Recently the WBO informed heavyweight champion, Anthony Joshua, that he must defend his belt against former cruiserweight champion, Oleksandr Usyk, in a few months.
Joshua didn’t like it.
Neither did his promoter, Eddie Hearn.
“Usyk is a pound-for-pound top fighter, and he’s the undisputed cruiserweight champion," Hearn said during a podcast with The 3-Knockdown Rule. “AJ is continuously fighting these guys that he gets a letter about telling him ’You must do this.’ And at some point, with the way he’s feeling at the moment, and the way I’m feeling at the moment, you don’t want to be told what to do.”
I wish Joshua would fight more than once a year. (If that)
My opinion has been for years that Hearn is protecting Joshua. Taking a chance once a year is better than twice. Joshua is, to me at least, the second-best heavyweight fighting. He packs power and such, winning 24 of 25 bouts, with 22 knockouts.
His lone loss was a doozy. Who will ever forget the night weight-challenged underdog, Andy Ruiz Jr., landed a temple-changing shot that left Joshua without legs, and a few minutes later, sans heavyweight titles.
To his credit, Joshua regained the heavyweight throne by defeating Ruiz in a rematch. The fight was a battle of extremes as Joshua came in lighter while Ruiz, who had celebrated his time as heavyweight champion a bit too much, came in heavier. Joshua outboxed Ruiz over 12 rounds. The victory was huge, but, as much as I was impressed by Joshua’s commitment to “just winning baby,” the feeling remained that if Ruiz could have landed one of his hooks, Joshua would have again resembled a drunk stumbling out of a bar in the middle of the night.
Joshua returned to the ring a year later (yep) – stopping Kubret Pulev in nine rounds.
Hearn believes that Joshua doesn’t receive the respect he deserves.
“Look at the run of fights that Joshua has had since Wladimir Klitschko,” said Hearn. “He was ordered to fight a mandatory straight after that, it was [Kubrat] Pulev.
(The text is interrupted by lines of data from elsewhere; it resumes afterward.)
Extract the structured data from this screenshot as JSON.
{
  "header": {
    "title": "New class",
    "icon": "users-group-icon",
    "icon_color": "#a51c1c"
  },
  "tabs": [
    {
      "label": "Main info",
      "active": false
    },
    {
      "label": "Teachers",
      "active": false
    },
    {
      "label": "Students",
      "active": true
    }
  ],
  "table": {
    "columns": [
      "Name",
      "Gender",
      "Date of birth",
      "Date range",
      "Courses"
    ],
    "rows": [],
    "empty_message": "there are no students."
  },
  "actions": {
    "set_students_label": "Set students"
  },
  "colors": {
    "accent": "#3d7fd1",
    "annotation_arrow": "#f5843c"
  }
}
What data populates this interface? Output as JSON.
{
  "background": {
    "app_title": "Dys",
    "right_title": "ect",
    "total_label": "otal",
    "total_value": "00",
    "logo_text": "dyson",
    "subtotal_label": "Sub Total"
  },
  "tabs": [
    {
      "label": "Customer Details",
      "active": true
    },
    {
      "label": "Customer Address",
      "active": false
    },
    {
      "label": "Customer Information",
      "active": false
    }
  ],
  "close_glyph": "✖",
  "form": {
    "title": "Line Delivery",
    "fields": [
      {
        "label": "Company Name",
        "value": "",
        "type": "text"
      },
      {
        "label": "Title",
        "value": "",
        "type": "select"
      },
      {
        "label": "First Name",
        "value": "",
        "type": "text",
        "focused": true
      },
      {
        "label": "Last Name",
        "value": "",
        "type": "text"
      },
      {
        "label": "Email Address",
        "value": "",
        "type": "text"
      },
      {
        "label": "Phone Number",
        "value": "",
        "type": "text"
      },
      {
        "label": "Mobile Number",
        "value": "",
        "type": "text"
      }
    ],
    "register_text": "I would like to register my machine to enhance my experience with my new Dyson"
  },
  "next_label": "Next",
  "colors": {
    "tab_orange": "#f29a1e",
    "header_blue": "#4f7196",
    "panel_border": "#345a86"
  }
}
He accepted that fight and then Pulev pulled out with a week to go and he boxed [Carlos]Takam. That was his mandatory. In his next fight he fought Joseph Parker in a unification fight. In the fight after that he was told he had to face a WBO mandatory against Aleksandr Povetkin, a quite prime Povetkin, by the way, at the time.
And after that he had a voluntary [defense]. Who did he have as a voluntary? Andy Ruiz. He loses to him. He fights Andy Ruiz again and then he’s told now you’ve got another mandatory. It’s Kubrat Pulev. OK. Now you try to make the undisputed fight and now you’re told you have another mandatory, it’s Oleksandr Usyk.”
Oh yeah, that undisputed fight against Fury. Champion versus champion. For months negotiations dragged on. Whenever asked, which was often, Hearn kept saying the fight was a done deal. Any minute an announcement was forthcoming, he said. Stop asking me, he said. It was coming.
Only, it wasn’t.
What announcement did come down was that an arbitrator ruled that Fury would be fighting Deontay Wilder for the third time in July.
Risky stuff for all involved. If either Joshua or Fury loses, their 150 million plus mega-fight won’t be as appealing.
But isn’t that boxing what is all about? Taking risks. Especially heavyweights. Was it risky in 1971 for Muhammad Ali, having fought twice in four years, to fight undefeated heavyweight, Joe Frazier, who unlike Joshua, was active?
Hearn said. “AJ believes that he punishes Usyk. But you have to understand that Anthony Joshua is a throwback fighter.”
No, Eddie. Joshua is a “nowadays fighter.” You can’t have it both ways.
Reduce the risk and make a fortune.